━━━ Raw data

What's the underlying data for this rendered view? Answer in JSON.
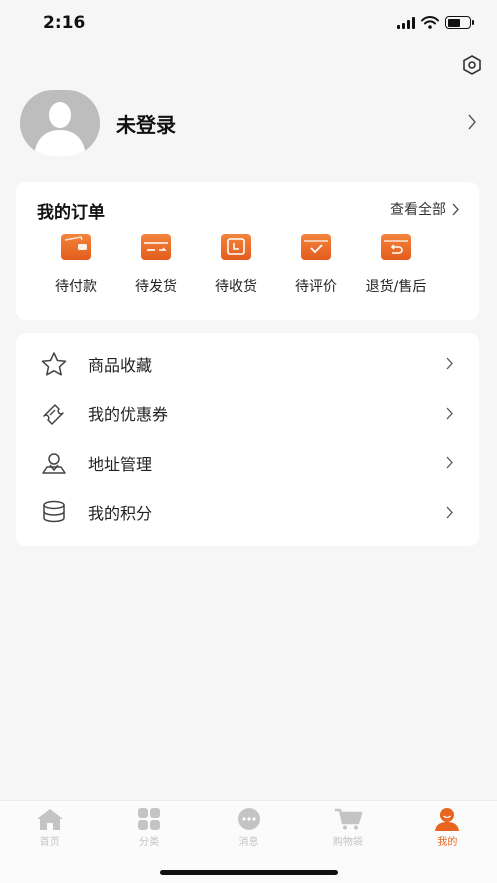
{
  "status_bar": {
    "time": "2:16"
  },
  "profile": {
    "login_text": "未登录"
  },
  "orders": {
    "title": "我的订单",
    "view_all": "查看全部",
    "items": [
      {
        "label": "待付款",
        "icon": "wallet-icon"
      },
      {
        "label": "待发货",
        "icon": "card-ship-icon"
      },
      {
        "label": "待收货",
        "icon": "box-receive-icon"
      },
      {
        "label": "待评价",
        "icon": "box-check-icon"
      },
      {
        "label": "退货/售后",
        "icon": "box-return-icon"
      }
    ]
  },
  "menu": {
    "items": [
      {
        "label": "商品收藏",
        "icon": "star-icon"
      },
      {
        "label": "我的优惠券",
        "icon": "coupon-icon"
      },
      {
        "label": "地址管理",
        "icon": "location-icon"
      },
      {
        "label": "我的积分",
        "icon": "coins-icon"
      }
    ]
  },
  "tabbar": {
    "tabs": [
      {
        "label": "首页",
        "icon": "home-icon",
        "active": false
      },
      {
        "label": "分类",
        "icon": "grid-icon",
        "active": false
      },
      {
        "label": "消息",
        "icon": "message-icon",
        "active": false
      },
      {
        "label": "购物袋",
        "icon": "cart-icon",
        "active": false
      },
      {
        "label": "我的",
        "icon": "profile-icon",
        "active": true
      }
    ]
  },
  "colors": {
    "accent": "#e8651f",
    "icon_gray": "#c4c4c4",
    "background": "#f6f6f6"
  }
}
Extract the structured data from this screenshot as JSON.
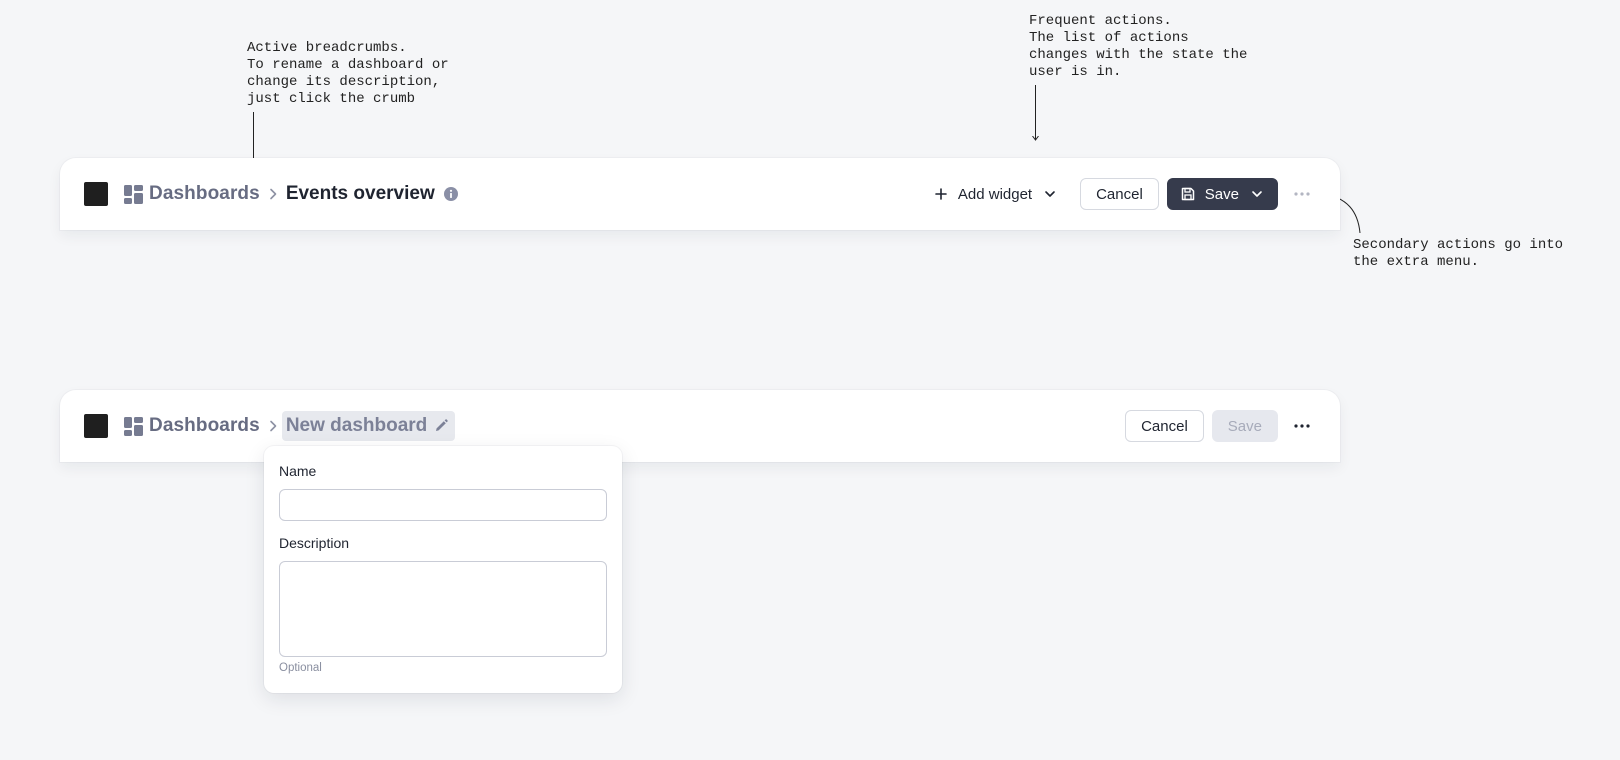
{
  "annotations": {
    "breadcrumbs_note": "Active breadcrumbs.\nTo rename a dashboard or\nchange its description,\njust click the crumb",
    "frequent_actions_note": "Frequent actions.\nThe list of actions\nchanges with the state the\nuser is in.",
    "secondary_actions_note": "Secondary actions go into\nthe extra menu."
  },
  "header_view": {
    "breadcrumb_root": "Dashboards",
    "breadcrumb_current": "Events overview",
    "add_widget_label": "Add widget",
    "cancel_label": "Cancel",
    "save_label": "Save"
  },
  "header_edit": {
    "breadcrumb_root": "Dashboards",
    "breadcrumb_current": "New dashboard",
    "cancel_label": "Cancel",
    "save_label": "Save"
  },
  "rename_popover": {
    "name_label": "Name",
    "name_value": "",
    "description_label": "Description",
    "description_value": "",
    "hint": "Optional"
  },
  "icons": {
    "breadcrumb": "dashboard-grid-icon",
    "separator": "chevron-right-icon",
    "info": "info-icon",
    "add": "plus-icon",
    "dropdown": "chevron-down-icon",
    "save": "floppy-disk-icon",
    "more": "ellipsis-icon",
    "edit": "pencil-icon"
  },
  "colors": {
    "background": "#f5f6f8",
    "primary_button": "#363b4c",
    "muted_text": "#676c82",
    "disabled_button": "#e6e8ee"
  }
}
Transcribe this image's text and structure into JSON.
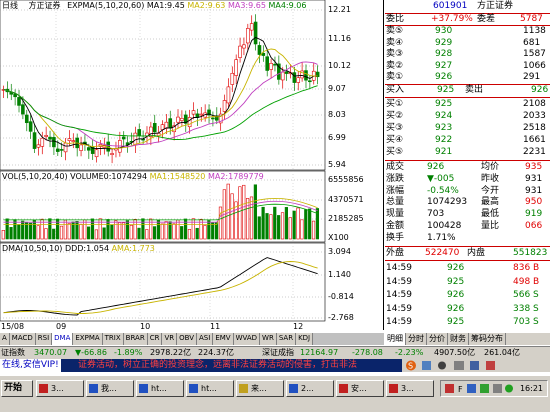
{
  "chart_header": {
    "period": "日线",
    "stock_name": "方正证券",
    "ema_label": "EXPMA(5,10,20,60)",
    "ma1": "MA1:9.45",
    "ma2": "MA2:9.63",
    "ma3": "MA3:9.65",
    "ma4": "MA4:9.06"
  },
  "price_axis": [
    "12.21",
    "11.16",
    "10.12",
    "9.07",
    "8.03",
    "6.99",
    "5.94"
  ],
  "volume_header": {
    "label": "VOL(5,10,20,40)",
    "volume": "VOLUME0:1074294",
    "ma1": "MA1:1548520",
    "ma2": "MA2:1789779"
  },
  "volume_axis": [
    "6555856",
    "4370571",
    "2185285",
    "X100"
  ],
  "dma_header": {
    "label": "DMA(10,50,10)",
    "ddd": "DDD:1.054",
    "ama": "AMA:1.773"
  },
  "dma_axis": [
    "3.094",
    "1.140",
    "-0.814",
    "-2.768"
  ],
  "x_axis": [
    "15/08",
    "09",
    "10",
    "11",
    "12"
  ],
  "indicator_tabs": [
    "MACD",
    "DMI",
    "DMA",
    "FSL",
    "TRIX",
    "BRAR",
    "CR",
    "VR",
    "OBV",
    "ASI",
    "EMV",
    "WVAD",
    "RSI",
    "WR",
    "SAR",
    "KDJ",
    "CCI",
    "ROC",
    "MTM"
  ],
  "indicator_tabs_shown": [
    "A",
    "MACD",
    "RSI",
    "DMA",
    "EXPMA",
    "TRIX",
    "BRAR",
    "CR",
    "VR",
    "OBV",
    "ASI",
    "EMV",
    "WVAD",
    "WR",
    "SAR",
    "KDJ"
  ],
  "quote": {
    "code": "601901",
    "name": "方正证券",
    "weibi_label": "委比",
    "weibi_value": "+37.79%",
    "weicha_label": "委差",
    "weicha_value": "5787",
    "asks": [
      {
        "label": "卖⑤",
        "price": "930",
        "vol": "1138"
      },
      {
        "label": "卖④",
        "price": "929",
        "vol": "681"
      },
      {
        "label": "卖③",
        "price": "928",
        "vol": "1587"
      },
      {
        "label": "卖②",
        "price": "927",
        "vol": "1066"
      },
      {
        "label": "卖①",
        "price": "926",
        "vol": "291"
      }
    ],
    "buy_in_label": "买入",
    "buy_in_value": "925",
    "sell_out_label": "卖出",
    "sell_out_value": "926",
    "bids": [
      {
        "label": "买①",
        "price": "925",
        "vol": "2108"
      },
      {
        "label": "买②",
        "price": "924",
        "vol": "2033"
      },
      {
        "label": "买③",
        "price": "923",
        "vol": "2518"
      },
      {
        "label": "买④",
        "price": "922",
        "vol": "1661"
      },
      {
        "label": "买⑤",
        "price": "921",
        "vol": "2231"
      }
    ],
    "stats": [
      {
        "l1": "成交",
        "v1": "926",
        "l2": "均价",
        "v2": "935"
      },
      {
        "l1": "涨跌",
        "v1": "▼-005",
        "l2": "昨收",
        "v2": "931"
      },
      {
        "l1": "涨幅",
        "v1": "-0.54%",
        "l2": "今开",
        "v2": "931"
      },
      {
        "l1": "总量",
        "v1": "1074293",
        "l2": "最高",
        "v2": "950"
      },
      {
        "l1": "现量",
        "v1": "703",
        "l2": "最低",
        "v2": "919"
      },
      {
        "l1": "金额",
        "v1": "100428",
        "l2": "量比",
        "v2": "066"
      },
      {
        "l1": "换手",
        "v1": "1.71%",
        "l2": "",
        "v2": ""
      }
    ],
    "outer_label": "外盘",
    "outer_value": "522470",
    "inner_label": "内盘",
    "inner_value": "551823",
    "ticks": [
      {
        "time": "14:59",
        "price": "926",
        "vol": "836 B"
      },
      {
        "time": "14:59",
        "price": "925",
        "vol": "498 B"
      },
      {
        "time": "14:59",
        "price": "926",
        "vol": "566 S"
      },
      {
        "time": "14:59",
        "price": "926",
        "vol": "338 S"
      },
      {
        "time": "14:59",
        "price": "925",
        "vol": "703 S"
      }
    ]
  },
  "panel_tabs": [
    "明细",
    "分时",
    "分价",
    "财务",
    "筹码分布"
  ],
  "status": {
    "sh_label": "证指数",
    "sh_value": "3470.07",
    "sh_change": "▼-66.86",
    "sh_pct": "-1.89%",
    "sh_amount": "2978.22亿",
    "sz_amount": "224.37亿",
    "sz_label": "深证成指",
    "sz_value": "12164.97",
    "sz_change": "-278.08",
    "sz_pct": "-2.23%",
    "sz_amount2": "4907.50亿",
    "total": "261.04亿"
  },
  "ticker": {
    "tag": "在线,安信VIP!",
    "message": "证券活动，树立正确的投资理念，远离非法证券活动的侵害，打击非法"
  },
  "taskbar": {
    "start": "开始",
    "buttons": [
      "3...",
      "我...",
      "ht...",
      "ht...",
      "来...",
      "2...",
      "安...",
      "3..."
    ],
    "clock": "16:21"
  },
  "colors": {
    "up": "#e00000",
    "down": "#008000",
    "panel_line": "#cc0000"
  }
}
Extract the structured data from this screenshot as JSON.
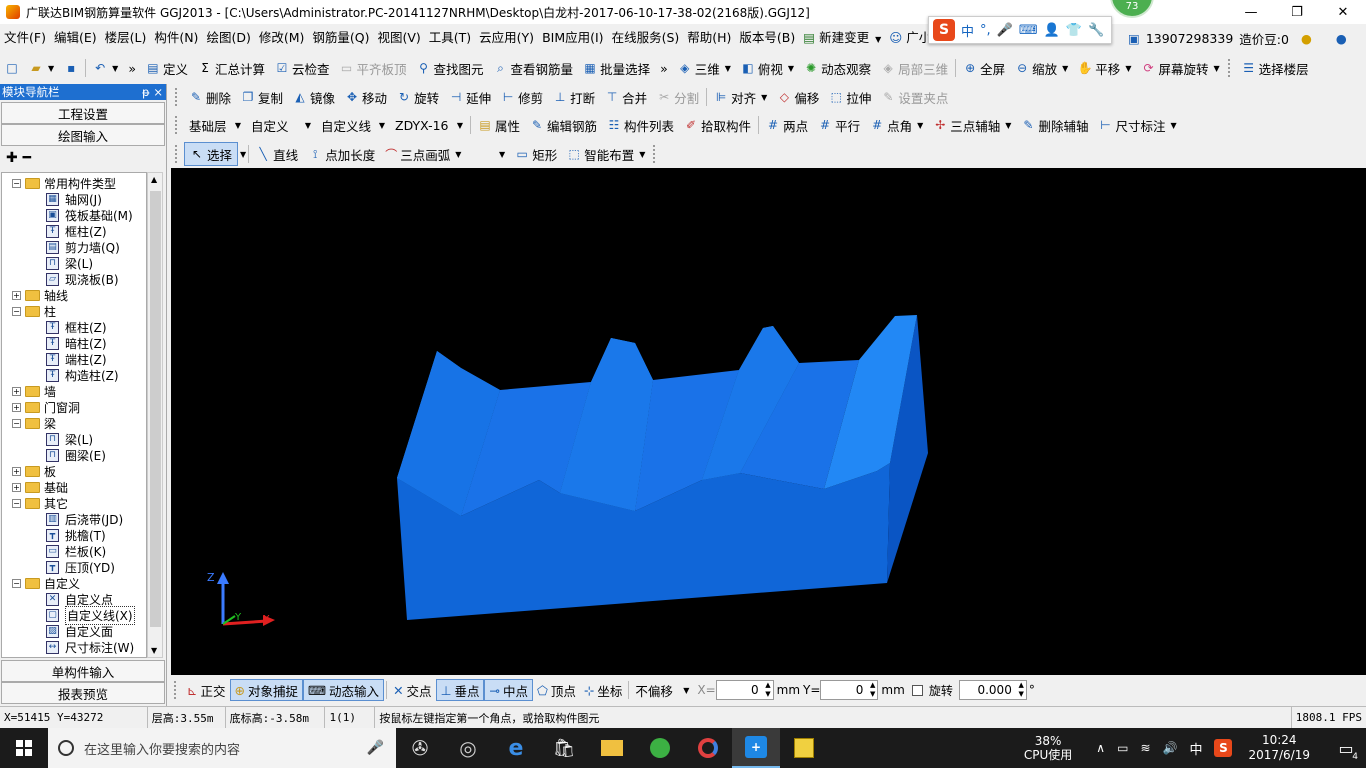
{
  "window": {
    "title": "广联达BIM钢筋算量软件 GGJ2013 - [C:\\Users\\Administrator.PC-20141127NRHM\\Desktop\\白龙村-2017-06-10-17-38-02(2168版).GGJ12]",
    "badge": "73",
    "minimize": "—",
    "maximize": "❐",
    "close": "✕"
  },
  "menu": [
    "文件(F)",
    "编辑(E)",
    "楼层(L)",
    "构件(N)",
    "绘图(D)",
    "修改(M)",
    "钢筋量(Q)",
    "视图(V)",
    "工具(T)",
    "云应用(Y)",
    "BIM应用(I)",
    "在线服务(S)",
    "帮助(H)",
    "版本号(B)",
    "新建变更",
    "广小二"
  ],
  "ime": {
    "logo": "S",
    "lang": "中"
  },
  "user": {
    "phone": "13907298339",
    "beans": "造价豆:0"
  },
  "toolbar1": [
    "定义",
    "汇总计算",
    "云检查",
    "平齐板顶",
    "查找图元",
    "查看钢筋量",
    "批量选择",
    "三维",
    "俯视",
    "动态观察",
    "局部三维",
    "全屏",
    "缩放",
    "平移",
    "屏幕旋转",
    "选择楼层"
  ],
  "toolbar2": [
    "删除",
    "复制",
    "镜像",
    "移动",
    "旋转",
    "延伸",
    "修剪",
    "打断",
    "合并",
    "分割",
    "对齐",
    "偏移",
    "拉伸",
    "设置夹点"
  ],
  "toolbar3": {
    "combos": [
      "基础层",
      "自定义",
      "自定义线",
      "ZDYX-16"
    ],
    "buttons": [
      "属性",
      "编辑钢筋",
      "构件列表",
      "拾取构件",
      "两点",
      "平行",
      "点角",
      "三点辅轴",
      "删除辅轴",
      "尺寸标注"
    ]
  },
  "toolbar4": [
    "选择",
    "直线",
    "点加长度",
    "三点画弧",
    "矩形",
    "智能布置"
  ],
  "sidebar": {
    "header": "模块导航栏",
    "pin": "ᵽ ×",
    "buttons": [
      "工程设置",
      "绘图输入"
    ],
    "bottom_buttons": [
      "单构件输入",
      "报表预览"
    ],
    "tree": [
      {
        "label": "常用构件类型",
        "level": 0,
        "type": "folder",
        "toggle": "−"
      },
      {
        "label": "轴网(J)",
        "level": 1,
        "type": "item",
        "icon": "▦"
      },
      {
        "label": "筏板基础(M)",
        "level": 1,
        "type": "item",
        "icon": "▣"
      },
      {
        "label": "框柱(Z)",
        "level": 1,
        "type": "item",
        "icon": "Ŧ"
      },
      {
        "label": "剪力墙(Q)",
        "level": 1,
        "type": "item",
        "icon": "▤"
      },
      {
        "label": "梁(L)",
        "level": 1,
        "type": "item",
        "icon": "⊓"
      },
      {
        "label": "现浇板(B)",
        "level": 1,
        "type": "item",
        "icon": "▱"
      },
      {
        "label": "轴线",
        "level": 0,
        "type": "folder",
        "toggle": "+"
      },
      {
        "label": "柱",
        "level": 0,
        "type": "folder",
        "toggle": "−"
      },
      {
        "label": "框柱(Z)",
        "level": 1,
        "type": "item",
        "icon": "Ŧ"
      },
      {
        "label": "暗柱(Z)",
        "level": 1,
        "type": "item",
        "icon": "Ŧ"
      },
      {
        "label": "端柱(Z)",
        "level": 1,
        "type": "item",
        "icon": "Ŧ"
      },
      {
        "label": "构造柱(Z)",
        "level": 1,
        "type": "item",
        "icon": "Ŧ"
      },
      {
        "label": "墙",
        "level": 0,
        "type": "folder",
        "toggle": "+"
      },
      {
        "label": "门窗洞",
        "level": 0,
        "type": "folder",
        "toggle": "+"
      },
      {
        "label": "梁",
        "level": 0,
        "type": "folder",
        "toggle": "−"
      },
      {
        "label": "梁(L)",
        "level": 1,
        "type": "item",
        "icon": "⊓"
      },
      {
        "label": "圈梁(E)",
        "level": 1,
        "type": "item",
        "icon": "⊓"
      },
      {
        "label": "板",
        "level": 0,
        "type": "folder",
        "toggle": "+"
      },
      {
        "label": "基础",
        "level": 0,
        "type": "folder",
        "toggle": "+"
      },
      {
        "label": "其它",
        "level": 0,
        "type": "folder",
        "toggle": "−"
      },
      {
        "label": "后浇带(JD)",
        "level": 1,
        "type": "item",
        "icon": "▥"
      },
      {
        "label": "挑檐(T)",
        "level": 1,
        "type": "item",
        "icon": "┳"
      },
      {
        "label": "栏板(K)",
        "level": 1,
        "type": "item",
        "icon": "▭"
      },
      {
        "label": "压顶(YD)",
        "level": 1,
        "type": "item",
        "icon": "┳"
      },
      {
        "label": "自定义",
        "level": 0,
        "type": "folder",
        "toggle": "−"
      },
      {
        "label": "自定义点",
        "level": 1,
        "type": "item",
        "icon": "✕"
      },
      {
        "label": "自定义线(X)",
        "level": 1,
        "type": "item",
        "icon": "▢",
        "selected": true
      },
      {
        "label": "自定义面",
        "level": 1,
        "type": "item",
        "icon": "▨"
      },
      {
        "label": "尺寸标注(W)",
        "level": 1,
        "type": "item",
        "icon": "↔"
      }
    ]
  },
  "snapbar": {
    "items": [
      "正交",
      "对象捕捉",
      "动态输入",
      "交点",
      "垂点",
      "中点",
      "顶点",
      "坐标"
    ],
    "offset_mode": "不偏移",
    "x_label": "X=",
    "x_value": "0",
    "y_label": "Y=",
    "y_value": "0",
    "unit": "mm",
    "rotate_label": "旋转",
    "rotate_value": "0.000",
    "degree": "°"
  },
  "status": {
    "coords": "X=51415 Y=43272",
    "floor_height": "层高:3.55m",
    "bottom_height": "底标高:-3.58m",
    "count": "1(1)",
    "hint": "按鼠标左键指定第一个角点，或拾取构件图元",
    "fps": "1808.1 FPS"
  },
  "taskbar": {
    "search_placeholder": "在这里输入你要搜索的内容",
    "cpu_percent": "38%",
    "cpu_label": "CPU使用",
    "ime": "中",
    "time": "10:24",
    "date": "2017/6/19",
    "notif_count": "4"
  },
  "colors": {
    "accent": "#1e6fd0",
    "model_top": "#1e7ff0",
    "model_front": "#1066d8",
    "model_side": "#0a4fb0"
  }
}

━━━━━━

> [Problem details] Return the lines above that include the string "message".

> [Answer to this task]
        "icon": "message-icon",
    "message": "证券活动，树立正确的投资理念，远离非法证券活动的侵害，打击非法"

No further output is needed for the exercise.